Michael Kimmel: I was doing a reading of “Othello” and on the way to rehearsals and I had my iPod on and “Forget Her” by Jeff Buckley came on. I said to myself, ‘Oh, that’s funny. That’s like Romeo talking to Benvolio about Rosalind.’

What I found is that the song worked as well as, if not better than, the scene in the play. It become sort of a challenge to myself to see if I can fit Jeff’s music, which is a very small canon of work, and see if it worked in the rest of the play. After a couple of months of banging my head against the wall, I actually came up with a first pass that worked really, really well and that was sort of the impetus for it.

Observer: What about Jeff Buckley’s music lends itself to Shakespeare?

Kimmel: What Jeff does, that a lot of people who make music don’t do, is that Jeff sings from a place of ‘in process,’ of working through something – that raw emotion of still being in the middle of something, and that’s active to play.

A lot of music is reporting or recalling – that’s why people write musical theater the way they do – it’s for the journey. “Forget Her” is about her being cheated on. It starts out with him actively trying to get her out of his head, and at the end, he still can’t, which is like Romeo. “Thou canst not teach me to forget.”

When you start putting the two together, they write metaphorically in very similar manners. There’s a lot of the moon, and the stars, and fire, and light and dark, and again, because these are metaphors that you use for young love – not only the joy, but also the anguish and the tragedy.

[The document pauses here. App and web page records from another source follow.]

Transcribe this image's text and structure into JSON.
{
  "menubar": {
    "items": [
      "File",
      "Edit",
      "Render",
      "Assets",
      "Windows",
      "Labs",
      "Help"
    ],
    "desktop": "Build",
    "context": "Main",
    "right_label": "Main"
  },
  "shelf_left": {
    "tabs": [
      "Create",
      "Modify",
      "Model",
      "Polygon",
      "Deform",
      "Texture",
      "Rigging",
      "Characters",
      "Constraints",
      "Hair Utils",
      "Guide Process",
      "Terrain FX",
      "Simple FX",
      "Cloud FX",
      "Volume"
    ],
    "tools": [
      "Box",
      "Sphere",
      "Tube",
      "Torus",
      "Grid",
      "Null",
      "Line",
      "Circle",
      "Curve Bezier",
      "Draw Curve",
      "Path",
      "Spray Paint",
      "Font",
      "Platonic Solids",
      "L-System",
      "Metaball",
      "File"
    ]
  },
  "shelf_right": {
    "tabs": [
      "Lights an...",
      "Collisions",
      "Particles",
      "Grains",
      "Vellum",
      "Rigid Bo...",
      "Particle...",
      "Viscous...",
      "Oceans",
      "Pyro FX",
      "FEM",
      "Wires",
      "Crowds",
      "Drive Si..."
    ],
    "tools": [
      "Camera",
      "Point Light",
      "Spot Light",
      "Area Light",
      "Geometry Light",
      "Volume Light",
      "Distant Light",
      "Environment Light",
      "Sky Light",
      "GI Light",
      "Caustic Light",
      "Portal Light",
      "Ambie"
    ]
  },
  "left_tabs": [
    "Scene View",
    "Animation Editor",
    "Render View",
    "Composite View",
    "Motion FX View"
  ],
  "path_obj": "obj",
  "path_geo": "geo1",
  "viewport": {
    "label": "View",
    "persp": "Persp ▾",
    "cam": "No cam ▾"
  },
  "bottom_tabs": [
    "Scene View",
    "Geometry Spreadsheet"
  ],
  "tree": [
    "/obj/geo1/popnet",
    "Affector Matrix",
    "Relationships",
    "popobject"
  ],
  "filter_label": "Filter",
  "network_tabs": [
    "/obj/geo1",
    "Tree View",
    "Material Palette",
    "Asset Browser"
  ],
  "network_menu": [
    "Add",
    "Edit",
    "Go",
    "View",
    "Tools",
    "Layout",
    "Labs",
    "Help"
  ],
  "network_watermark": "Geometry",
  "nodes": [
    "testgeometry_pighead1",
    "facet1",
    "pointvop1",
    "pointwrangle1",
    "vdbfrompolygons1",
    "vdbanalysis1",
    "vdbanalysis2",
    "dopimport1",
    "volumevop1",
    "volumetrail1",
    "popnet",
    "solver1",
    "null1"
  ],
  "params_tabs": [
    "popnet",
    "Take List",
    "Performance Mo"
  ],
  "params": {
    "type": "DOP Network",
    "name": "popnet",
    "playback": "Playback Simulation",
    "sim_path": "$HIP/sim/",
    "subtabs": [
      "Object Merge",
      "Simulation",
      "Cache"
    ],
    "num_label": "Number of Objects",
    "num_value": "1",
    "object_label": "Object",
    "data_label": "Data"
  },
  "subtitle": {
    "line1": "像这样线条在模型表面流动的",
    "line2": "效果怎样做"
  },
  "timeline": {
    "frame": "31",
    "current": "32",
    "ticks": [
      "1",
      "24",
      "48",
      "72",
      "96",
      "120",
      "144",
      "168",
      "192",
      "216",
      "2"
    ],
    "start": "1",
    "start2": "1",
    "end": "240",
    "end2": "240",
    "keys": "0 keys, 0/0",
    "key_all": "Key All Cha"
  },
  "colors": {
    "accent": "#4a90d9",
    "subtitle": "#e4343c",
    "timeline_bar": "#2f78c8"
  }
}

Observer: Did you discover anything new in Shakespeare’s play when you were trying to work in Buckley’s music, and vice versa?

Kimmel: During the very first concert reading, my daughter was born. I’ve been a parent all through this time. What I love about “Romeo & Juliet” is that it’s a really interesting litmus test, about what people read it or see it and what they bring from it. To me, it’s about the relationships between parents and the children in the play.

We first meet Romeo on the street, which tells you as much as you need to know about Romeo. When we first meet Juliet, she’s in her bedroom and she lives this sort of existence in this ivory castle and has never necessarily said no to her parents. You start to look at people who are trying to act like adults, or take adult steps without good adult role models and how that affects them. Jeff’s music gives rawness to the emotionality of these young kids.

I don’t think there’s anyone alive who doesn’t understand unrequited love at the age of fourteen, where you want to scream and you feel like it can never get any better. Jeff sings into the abyss – that seemingly endless place of sorrow and anger and rage – but he also combines five different emotions at once. I think that’s very applicable to “Romeo & Juliet.”

Observer: What is your favorite Jeff Buckley song, and Shakespeare play?

Kimmel: We just put a song in called “Witches Rave” that I’m really in love with right now. “Forget Her” is the song that started the whole thing, so it’s a strong place in my heart…that’s the song that I sing in the shower. There are so many bad versions of “Hallelujah” that going back to his reminds you how amazing that song is…I’ll go “Grace” because it’s so raw and every time that you hear him singing you can’t imagine how he could sing another song after it.

Shakespeare play…that’s actually weirdly harder! “Othello” is a beautifully structured played in some ways. The machinations and watching one person manipulate another to their own ends… watching that kind of puppetry is really beautiful, and I don’t mean that the tragedy of it is beautiful, but the way the play lays out is.